Film Review – Northern Soul



Northern Soul is a little film by director Elaine Constantine that came and went without so much as a whisper. Released in the UK in 2014, Northern Soul debuted in North America at TIFF in September 2015 and opened to a limited release in October, disappearing the following week.

In as much as the plot was formulaic, Northern Soul the film mostly flew under the mainstream radar because so few people (especially in North America) know what Northern Soul music actually is.

Northern Soul grew out of Mod, separated from its skinhead twin in style and sound but with much of the same working class attitude. In the wake of Motown and other successful US R&B labels of the 1960s, many smaller, much more obscure labels began recording, pressing extremely limited quantities of discs by artists who would, for the most part, remain unknown. In northern England in the late 1960s and early 1970s, while everyone else was listening to prog rock, pub bands and more psychedelic-oriented mainstream rock, working class kids in the north were listening to soul music, competing to find the most rare and obscure titles. DJs would travel to the US specifically to comb record stores to find even more rare discs.

While the scene was huge within the northern parts of England (Manchester, Lancashire, parts of Scotland and Wales) it was mostly unknown elsewhere, and remained so even after more mainstream bands like Soft Cell covered obscure Northern Soul tracks like “Tainted Love” in the 1980s.

In the film, an introverted misfit, John (played by Elliot James Langridge) attends a dance at a youth centre where he meets Matt (Joshua Whitehouse) who schools him in the music and style of the Northern Soul scene. John is a quick convert, especially to the drug use prevalent in the sub-culture, and garbage bags full of pills feature throughout the film as the boys get deeper into the music, aspiring to become DJs themselves, and begin associating with some inscrutable characters that ultimately cause their lives and dreams to come crashing down.

Constantine’s plot is simple and unchallenging, the stuff of buddy movies for time immemorial. Characters are often flat and cliched, the only woman of interest is Angela (Antonia Thomas), a black nurse who frequents the Northern Soul nights, and whom John has a crush on, barring of course John’s harpy mother played by Lisa Stansfield. (I’m being facetious… John’s Mom is so one-dimensional, she should have been a cartoon.)

The film is not without merit, however, because the hook of it all is how accurately it portrays the scene and its style – a tribe that still exists, possibly bigger than ever, almost 50 years on. That’s right, Northern Soul never went away – there are club nights still playing these records, and websites dedicated to supplying kit, from the eponymous badges and bags to baggy pants and circle skirts – the loose flowing clothing embraced by dancers in the sweltering heat of the dance floors.

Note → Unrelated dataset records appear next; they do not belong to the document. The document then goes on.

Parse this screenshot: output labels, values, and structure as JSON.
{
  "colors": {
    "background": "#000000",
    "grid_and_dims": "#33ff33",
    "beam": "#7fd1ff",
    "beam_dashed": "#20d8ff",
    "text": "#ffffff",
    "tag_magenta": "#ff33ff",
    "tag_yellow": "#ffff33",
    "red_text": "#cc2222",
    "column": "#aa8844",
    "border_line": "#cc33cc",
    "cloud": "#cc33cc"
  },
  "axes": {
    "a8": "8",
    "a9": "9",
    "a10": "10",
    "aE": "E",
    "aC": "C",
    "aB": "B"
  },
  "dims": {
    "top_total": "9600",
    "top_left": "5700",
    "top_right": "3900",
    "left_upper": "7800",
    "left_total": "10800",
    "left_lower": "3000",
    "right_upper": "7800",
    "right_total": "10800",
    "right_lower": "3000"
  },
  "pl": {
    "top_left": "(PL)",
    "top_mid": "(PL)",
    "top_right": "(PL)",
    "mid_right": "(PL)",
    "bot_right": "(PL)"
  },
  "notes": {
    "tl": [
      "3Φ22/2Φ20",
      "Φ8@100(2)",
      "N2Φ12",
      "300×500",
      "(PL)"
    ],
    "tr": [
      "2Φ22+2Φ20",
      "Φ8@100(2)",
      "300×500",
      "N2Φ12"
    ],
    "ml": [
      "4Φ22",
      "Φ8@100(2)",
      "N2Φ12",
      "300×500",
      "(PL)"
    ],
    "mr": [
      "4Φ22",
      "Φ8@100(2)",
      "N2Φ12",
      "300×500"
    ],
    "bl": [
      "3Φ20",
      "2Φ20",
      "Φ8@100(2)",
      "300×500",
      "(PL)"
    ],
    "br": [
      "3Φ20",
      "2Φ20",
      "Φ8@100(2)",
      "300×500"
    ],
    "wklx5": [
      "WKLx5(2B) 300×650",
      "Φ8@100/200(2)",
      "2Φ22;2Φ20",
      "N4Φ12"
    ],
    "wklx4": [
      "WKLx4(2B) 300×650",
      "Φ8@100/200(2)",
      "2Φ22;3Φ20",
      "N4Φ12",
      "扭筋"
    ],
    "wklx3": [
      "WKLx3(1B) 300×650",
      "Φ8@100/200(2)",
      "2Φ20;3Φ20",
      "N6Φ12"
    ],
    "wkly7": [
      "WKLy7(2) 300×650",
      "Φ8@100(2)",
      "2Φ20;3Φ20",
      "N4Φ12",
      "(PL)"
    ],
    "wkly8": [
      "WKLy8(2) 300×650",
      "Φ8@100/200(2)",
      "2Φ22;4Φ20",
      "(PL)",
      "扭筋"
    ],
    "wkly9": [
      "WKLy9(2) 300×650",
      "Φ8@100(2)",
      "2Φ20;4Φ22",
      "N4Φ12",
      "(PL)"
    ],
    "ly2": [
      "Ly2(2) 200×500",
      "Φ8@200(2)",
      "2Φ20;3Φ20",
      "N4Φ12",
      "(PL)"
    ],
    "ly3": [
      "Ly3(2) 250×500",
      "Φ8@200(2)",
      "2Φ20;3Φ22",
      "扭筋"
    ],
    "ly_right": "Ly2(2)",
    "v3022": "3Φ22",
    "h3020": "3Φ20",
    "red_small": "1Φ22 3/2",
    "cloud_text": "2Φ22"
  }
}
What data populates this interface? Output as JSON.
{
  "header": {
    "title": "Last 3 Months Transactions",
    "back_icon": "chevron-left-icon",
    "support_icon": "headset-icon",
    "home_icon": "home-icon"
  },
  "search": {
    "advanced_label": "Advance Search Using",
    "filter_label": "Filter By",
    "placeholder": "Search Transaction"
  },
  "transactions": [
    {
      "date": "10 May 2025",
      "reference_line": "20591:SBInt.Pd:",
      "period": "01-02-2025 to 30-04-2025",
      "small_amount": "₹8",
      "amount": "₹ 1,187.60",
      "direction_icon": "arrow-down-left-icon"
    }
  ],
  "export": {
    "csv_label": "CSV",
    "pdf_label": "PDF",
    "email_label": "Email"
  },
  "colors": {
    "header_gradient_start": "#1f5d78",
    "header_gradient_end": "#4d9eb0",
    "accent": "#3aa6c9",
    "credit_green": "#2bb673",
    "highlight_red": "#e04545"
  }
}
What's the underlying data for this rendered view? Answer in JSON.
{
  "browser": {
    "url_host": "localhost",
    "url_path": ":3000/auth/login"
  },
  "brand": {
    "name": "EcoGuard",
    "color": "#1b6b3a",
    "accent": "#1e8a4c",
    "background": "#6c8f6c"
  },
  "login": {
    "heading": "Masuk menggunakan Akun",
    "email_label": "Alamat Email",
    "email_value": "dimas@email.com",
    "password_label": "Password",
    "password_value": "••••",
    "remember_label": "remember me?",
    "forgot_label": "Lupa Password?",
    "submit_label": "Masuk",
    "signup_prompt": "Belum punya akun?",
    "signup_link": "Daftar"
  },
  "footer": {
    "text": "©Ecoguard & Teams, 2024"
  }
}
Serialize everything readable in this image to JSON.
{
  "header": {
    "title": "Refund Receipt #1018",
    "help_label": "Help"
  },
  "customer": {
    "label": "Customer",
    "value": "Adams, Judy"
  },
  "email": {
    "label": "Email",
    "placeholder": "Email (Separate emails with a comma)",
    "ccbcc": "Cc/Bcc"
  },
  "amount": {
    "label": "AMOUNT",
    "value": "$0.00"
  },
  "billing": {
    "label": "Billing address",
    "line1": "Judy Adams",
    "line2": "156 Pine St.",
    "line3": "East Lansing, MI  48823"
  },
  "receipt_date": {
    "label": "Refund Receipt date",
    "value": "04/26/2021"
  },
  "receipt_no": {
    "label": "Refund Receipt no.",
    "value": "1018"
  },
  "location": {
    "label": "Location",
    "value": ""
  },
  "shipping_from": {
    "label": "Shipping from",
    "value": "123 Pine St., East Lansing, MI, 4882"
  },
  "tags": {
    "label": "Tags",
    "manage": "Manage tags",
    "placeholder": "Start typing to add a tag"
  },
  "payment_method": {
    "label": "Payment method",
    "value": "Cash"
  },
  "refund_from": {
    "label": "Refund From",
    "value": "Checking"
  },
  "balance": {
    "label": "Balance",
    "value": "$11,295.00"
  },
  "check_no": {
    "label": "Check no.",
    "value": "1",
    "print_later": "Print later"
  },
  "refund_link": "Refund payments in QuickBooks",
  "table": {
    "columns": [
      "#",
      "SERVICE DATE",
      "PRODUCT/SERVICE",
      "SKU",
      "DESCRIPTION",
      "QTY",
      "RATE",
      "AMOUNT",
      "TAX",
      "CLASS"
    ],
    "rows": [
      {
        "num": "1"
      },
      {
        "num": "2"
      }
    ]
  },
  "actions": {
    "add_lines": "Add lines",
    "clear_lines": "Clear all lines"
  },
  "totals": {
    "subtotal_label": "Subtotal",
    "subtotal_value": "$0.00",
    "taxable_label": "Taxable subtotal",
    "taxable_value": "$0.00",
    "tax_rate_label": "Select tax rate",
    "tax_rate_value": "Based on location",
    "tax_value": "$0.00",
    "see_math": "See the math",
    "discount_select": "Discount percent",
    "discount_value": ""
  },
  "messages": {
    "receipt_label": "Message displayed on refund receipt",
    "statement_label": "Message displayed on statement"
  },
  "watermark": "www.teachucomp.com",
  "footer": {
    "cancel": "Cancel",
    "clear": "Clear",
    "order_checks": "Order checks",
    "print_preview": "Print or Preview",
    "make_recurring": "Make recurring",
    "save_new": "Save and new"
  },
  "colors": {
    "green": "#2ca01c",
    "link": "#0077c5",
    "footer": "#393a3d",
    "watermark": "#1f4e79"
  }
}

Northern Soul the movie is a decent film to view if you’re looking for something fun and light-hearted. It’s not the most captivating film you’ll ever watch, but for music history buffs, or anyone interested in indie tribes and sub-cultures, the setting, music, dancing and fashion makes it worth checking out.

This article originally appeared on Still Weird Zine.